Polycarp: a link to the Apostles
Jesus passed his teachings onto the Twelve Apostles, and Paul passed his teachings onto Timothy (I & II Timothy), but is anyone mentioned outside the Bible who heard an Apostle speak? Perhaps a guy by the name of Polycarp.
Polycarp (69-155) lived in present day western Turkey, and was the Bishop of Smyrna.
Smyrna is mentioned in one book of the Bible: it is one of the seven cities to which Revelation is addressed.
John the Apostle was the author of the book of Revelation, and so knew of all seven cities listed in Rev 2-3. No one knows for certain if John ever visited all of these cities, although early tradition states that John lived in Ephesus before being sent to Patmos, and once leaving Patmos resettled in Ephesus until his death. (Ephesus being another church mentioned in Rev 2-3.) Out of these cities mentioned in Rev 2-3, Smyrna is the closest to Ephesus, about 30 miles distance.
If John did live in Ephesus until his death in 100, and if he did travel to Smyrna—or Polycarp traveled to Ephesus—then he and Polycarp might have met. It is not too far a stretch of the imagination to see Polycarp meeting with John. After all, when Polycarp was 21 John was living in Ephesus; when Polycarp was 26 John had just been released from Patmos and was again in Ephesus; and John died when Polycarp was 31. In fact, Polycarp would have been the kind of young Christian leader that the elder Apostle would have wanted to meet. And Polycarp, being a young church leader, would have certainly wanted to meet the last living original Apostle, who lived only 30 miles away.
While much of this is conjecture, there are two pieces of literary evidence to back it up. First, Polycarp, as bishop, wrote one letter to the church in Philippi which has been found. The letter quotes I John 4:3; this is important because it possibly shows a connection between John and Polycarp. John wrote this letter in his old age (A.D. 95-100) in Ephesus. It would not have had time to circulate to all the churches in the Roman Empire before Polycarp wrote his letter in 108, but it would have had time to get to Smyrna where Polycarp lived so that he would have included it in his letter.
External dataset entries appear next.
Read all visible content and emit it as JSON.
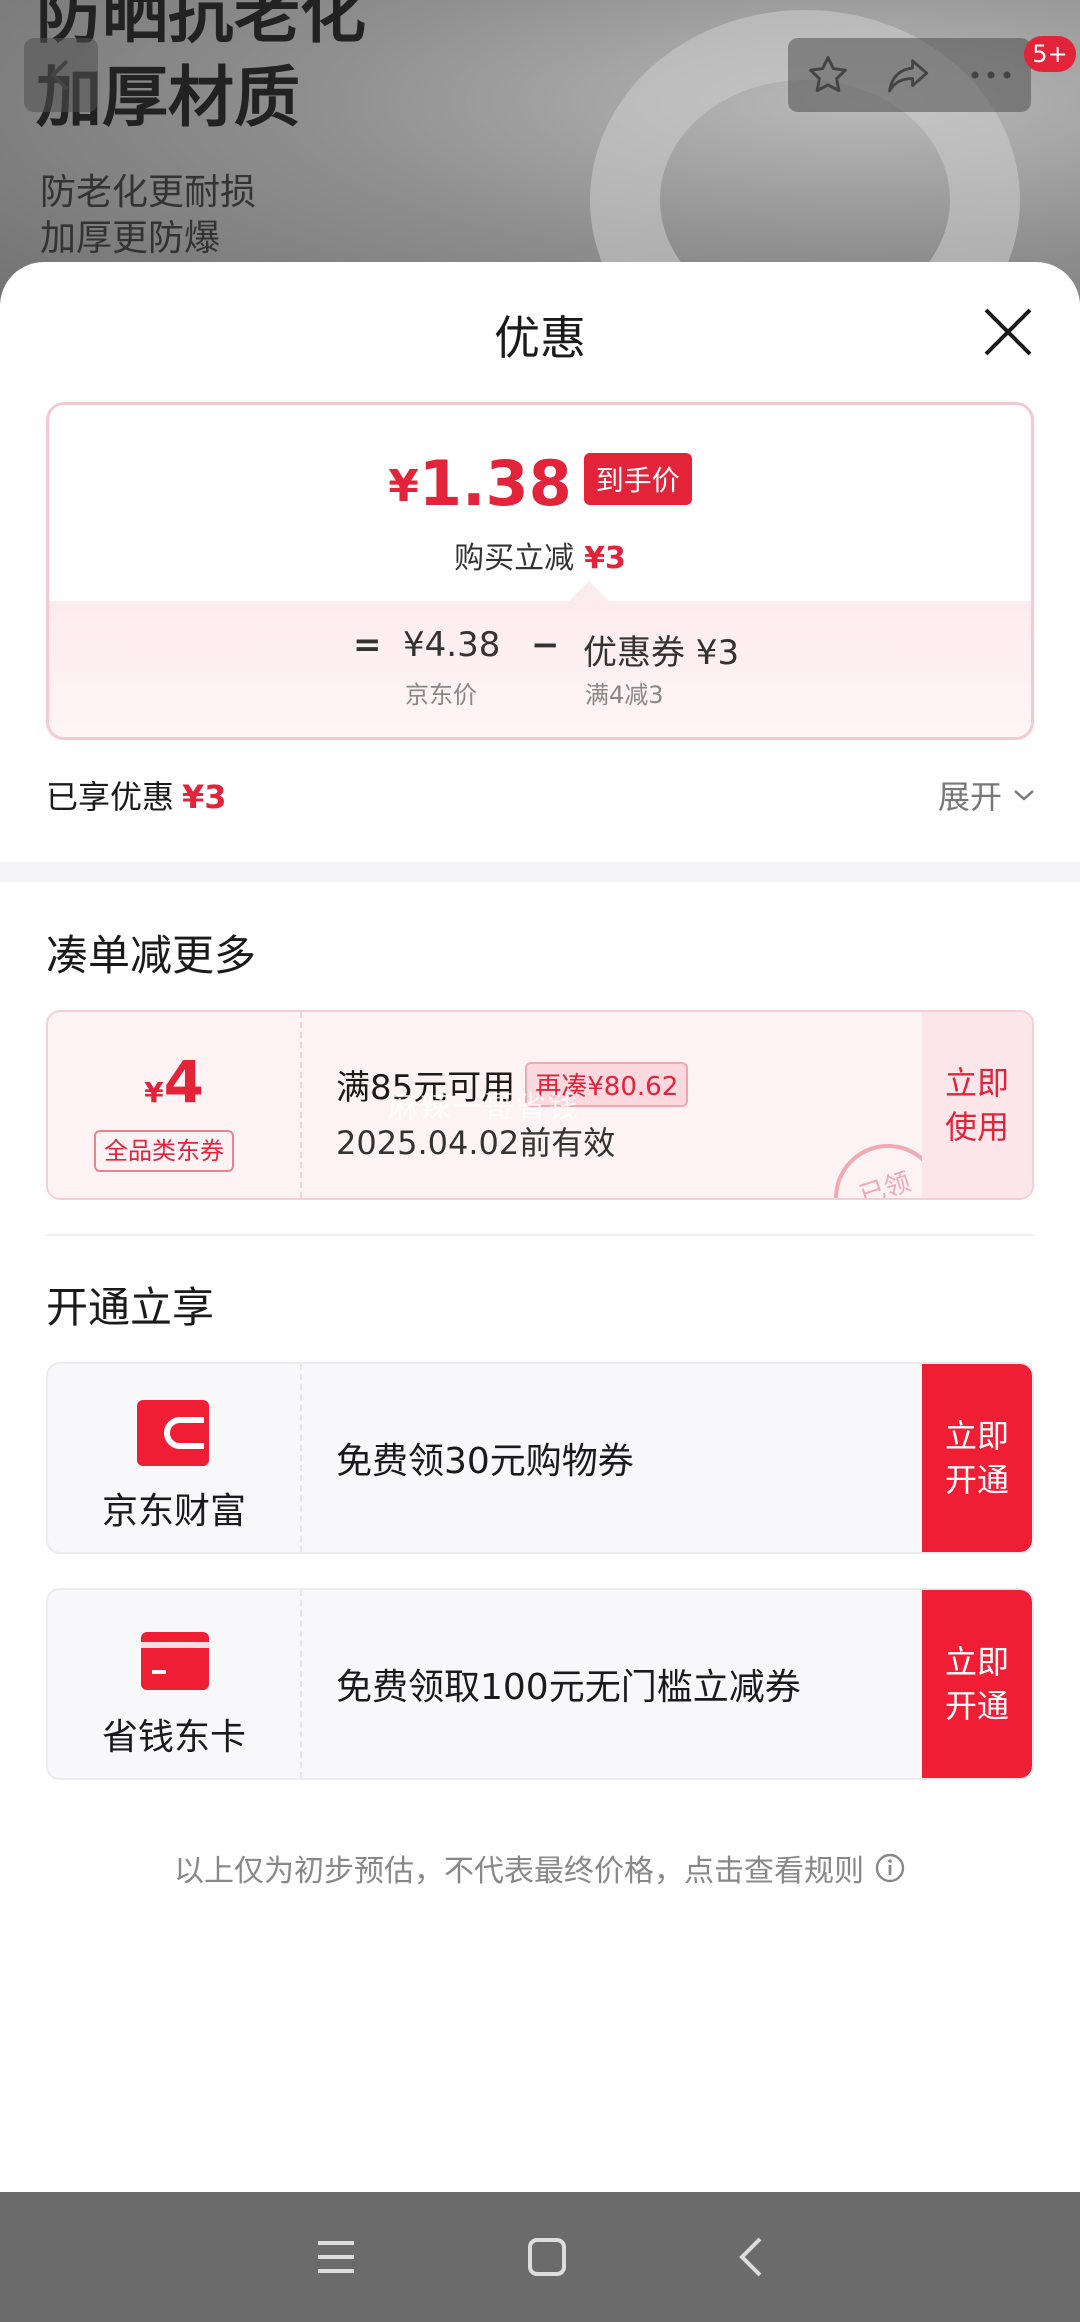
{
  "background": {
    "headline_lines": [
      "防晒抗老化",
      "加厚材质"
    ],
    "sub_lines": [
      "防老化更耐损",
      "加厚更防爆"
    ],
    "cart_badge": "5+"
  },
  "sheet": {
    "title": "优惠",
    "price": {
      "currency": "¥",
      "value": "1.38",
      "tag": "到手价",
      "reduce_label": "购买立减",
      "reduce_value": "¥3"
    },
    "calc": {
      "equals": "=",
      "jd_price": "¥4.38",
      "jd_price_label": "京东价",
      "minus": "−",
      "coupon": "优惠券 ¥3",
      "coupon_label": "满4减3"
    },
    "enjoyed_label": "已享优惠",
    "enjoyed_value": "¥3",
    "expand_label": "展开"
  },
  "more_section": {
    "title": "凑单减更多",
    "coupon": {
      "currency": "¥",
      "value": "4",
      "tag": "全品类东券",
      "condition": "满85元可用",
      "more": "再凑¥80.62",
      "expiry": "2025.04.02前有效",
      "use_label": "立即使用",
      "stamp": "已领",
      "watermark": "麻辣一哥省钱"
    }
  },
  "open_section": {
    "title": "开通立享",
    "cards": [
      {
        "name": "京东财富",
        "text": "免费领30元购物券",
        "button": "立即开通",
        "icon": "wallet-icon"
      },
      {
        "name": "省钱东卡",
        "text": "免费领取100元无门槛立减券",
        "button": "立即开通",
        "icon": "card-icon"
      }
    ]
  },
  "footnote": "以上仅为初步预估，不代表最终价格，点击查看规则",
  "colors": {
    "accent": "#e3233a",
    "button": "#f01e35"
  }
}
Second, Ireneaus (130-200), another Bishop, wrote that he knew Polycarp when Ireneaus was a young boy. He wrote of Polycarp that "he had conversations with John and with the rest of those who had seen the Lord." Ireneaus either received his information from Polycarp or from those who knew Polycarp. In any case, this is a personal account of John and Polycarp meeting.
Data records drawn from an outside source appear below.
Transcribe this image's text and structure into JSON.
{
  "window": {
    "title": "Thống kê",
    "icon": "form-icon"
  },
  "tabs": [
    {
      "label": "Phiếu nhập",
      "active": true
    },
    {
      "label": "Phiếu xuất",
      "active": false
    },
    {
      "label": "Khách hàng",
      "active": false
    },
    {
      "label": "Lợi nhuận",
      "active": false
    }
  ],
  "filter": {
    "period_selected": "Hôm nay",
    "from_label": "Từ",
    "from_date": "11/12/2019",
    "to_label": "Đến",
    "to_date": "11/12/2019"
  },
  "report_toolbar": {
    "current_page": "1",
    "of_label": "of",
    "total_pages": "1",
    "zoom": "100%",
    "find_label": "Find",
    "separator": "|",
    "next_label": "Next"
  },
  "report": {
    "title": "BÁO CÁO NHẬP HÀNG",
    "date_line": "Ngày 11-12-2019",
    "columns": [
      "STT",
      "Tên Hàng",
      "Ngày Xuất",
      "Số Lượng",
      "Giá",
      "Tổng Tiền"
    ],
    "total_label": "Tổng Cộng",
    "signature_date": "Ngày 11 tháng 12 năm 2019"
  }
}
Therefore Polycarp is most likely another bridge to the Apostles through John, just as Timothy was to Paul.
Polycarp was eventually arrested in Smyrna and told to retract his belief in Jesus or die. Polycarp responded: "Eighty-six years have I served him, and he has done me no wrong; how then can I blaspheme my king who saved me?" The mob then dragged him out, burned him at the stake (although he would not let them bind him to the pole, saying "He that granted me to endure the fire will grant me also to remain at the pyre unmoved."), and finally the executioner stabbed him to death.
So ended the life of a direct connection between one of the Apostles of Jesus and the new Christian movement.
©2005 Mark Nickens All Rights Reserved